The origins of Cat People lay with the budget action studio behind King Kong (1933), RKO. The studio, like Universal was a second player that was reeling from the massive financial losses of some Orson Welles projects, including (the now classic) Citizen Kane (1941). The studio brought in an intelligent and learned Russian emigre called Val Lewton and was tasked to make a series of low budget horror films to challenge Universal. Lewton felt that horror films were beneath him. All he was given was a title: ‘Cat People’, no script and no other clue. Lewton brought in screenwriter DeWitt Bodeen and French emigre director Jacques Tourneur. Between them they worked on the idea and came up with a film that was not sensational horror in a B movie sense (there were many Poverty Row studios in the 1930s/40s such as Monogram and PRC churning out these kind of efforts). Also on board is the cinematographer Nicholas Musuraca who gives a noirish, smoke filled atmosphere to the film. It most certainly does not look like a B movie. Elsewhere the film’s subtleties are played out such as the scene at the restaurant wedding party where an elegant Serbian lady is made to look both mysterious and feline like. All through the psychology is palpable and it was only at the studio’s insistence that Irena is a real cat woman and not imagined.

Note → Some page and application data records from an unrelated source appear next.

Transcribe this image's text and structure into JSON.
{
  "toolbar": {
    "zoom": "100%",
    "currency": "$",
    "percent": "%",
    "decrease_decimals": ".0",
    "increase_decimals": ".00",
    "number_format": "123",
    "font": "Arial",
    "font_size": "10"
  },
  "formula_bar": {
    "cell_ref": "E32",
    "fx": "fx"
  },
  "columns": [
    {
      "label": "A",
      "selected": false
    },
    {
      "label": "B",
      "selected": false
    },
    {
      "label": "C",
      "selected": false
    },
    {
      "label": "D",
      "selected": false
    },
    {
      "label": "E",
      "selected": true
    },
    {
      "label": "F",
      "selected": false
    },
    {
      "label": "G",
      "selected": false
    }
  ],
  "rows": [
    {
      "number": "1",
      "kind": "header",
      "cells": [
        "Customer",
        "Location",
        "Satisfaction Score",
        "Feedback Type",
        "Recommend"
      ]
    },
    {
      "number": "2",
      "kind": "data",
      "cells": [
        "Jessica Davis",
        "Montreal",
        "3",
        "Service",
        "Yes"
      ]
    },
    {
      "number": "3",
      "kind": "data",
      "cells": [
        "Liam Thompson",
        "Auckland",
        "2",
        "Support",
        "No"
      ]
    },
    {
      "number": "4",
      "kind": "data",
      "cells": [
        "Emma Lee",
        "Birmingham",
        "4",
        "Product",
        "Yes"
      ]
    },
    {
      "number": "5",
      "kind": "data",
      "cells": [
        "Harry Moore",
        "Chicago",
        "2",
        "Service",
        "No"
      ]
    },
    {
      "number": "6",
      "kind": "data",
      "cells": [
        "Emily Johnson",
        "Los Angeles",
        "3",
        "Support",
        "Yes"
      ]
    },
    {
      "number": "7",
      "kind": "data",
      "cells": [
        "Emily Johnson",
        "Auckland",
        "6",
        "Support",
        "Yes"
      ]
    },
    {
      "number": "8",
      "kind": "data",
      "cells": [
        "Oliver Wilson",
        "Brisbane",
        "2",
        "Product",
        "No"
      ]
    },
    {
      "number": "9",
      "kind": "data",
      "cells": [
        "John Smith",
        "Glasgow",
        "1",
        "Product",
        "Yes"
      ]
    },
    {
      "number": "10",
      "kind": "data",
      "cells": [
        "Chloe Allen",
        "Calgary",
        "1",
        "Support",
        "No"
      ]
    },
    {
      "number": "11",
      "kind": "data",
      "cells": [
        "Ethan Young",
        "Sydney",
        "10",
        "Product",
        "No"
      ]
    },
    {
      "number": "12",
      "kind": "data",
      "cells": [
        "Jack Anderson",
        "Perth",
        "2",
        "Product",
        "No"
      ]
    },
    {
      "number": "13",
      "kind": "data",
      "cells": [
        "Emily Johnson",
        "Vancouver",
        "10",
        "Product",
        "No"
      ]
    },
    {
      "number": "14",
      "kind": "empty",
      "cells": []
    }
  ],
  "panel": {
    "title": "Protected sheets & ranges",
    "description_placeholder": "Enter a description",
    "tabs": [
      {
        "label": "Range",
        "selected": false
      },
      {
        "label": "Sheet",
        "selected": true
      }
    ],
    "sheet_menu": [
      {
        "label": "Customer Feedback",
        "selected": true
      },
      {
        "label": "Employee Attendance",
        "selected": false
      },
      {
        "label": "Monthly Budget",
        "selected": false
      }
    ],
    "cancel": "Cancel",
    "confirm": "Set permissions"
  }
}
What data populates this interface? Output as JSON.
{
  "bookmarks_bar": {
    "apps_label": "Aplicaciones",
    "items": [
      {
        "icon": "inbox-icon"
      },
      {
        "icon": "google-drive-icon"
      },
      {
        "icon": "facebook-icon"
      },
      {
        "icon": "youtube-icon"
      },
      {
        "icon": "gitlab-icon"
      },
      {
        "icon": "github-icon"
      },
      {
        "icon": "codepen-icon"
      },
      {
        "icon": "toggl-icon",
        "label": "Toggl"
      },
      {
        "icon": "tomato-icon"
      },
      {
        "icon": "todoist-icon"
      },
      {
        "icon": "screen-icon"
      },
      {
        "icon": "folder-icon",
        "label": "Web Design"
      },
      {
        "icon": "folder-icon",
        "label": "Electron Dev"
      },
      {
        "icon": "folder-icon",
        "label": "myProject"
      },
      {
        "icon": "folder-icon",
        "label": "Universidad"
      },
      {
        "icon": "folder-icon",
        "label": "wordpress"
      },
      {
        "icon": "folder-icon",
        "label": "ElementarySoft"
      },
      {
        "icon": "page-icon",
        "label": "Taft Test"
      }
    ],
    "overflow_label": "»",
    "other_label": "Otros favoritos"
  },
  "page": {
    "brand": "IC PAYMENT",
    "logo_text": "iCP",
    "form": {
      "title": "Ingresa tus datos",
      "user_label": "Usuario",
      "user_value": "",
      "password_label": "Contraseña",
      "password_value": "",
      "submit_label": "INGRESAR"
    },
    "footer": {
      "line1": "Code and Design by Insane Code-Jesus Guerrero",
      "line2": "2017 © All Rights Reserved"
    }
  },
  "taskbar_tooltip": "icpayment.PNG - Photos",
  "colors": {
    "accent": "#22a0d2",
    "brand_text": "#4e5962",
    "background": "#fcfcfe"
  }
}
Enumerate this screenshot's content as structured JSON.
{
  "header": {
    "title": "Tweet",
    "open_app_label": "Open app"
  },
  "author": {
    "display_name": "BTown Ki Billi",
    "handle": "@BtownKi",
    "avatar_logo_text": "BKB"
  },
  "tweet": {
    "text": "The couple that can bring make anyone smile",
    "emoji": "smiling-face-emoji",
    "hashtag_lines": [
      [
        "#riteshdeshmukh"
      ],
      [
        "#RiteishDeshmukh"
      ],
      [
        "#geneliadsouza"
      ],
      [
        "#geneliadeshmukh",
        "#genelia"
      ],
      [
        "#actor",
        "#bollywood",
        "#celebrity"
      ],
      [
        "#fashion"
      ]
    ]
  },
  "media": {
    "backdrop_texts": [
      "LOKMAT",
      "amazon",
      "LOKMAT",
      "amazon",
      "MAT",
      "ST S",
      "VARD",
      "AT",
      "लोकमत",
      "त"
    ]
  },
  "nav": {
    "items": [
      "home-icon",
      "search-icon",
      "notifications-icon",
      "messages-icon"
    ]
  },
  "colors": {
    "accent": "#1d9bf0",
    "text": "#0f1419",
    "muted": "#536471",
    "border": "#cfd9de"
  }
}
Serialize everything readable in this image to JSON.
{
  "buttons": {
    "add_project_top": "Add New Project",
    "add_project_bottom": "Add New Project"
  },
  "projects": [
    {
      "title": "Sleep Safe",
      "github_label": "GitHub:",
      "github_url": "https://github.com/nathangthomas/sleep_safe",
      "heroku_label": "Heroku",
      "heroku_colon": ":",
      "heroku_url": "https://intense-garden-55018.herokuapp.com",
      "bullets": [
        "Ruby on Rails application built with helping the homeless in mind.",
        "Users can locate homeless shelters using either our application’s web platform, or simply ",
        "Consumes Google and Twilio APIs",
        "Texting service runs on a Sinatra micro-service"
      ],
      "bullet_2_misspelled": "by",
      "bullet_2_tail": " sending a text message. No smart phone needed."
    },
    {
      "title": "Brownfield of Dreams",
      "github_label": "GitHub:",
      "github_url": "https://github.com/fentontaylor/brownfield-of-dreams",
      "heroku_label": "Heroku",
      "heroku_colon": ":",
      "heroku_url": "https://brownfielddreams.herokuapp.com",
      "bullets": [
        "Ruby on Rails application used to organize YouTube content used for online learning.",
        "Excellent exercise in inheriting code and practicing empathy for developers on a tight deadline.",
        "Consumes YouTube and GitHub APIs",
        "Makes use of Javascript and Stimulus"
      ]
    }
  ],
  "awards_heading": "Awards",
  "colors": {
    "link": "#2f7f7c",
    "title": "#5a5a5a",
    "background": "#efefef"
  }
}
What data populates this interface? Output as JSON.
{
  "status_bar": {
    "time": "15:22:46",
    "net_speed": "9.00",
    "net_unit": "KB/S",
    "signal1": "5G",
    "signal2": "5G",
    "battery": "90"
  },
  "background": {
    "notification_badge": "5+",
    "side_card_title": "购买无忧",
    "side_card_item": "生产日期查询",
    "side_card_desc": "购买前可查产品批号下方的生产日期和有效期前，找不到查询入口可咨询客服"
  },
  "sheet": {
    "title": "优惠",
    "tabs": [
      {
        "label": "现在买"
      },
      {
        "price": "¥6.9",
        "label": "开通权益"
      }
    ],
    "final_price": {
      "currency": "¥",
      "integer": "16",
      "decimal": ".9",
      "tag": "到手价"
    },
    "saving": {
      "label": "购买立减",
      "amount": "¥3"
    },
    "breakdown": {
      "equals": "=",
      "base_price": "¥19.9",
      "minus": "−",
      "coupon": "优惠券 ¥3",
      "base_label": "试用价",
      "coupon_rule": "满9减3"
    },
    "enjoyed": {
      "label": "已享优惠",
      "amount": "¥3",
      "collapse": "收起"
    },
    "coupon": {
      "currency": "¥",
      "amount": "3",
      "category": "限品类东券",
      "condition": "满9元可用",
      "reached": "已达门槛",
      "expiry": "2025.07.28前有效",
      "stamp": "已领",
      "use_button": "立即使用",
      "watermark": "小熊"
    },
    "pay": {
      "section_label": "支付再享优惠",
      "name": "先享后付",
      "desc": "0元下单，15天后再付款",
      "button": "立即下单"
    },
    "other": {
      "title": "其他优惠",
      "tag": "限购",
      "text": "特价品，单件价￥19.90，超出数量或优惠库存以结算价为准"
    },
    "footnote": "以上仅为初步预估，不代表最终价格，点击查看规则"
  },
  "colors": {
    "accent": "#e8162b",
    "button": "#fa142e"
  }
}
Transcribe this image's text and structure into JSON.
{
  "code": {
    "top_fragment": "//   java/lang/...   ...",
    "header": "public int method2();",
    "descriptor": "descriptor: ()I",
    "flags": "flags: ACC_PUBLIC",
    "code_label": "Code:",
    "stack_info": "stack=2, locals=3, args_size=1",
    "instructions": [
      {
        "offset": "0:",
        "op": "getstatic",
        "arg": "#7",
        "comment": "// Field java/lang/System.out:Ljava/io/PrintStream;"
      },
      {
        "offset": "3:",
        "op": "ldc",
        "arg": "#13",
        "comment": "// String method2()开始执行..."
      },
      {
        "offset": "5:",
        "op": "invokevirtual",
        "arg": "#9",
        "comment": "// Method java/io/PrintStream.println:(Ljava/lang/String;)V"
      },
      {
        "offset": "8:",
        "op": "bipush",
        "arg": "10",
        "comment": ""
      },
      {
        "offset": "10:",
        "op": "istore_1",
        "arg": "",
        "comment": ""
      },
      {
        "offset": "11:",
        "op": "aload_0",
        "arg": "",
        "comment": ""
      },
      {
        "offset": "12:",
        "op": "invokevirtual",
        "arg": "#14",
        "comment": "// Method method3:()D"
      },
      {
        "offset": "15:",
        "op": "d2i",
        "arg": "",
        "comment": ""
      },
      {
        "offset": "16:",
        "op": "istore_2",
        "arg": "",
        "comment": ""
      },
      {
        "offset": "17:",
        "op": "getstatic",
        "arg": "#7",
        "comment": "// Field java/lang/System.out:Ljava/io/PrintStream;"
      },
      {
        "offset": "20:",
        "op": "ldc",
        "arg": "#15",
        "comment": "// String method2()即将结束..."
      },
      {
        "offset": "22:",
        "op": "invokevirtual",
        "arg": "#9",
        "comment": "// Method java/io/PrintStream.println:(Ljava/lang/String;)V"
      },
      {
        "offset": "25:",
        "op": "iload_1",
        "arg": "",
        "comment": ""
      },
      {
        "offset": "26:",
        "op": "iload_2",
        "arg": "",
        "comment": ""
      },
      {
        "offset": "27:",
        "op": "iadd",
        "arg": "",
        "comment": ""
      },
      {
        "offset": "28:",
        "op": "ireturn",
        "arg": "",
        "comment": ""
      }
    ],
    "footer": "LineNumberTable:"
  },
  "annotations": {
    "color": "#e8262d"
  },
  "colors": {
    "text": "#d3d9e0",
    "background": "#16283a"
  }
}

Over the next four years Val Lewton would make a further eight what could be termed horror films and would repeat, to a lesser or greater degree he did in Cat People; two further films including the brilliantly titled I Walked with a Zombie (1943) would be directed by Tourneur. The latter film was also written around a mere title and also co-starred George Sanders cheaper brother, Tom Conway who plays the psychiatrist in Cat People. As with most of Criterion’s releases there are plenty of extras including a 1977 interview with Jacques Tourneur and a feature length documentary on Lewton produced by Martin Scorsese. For a long time now few of Lewton’s films have been available and therefore it would be great to see more released.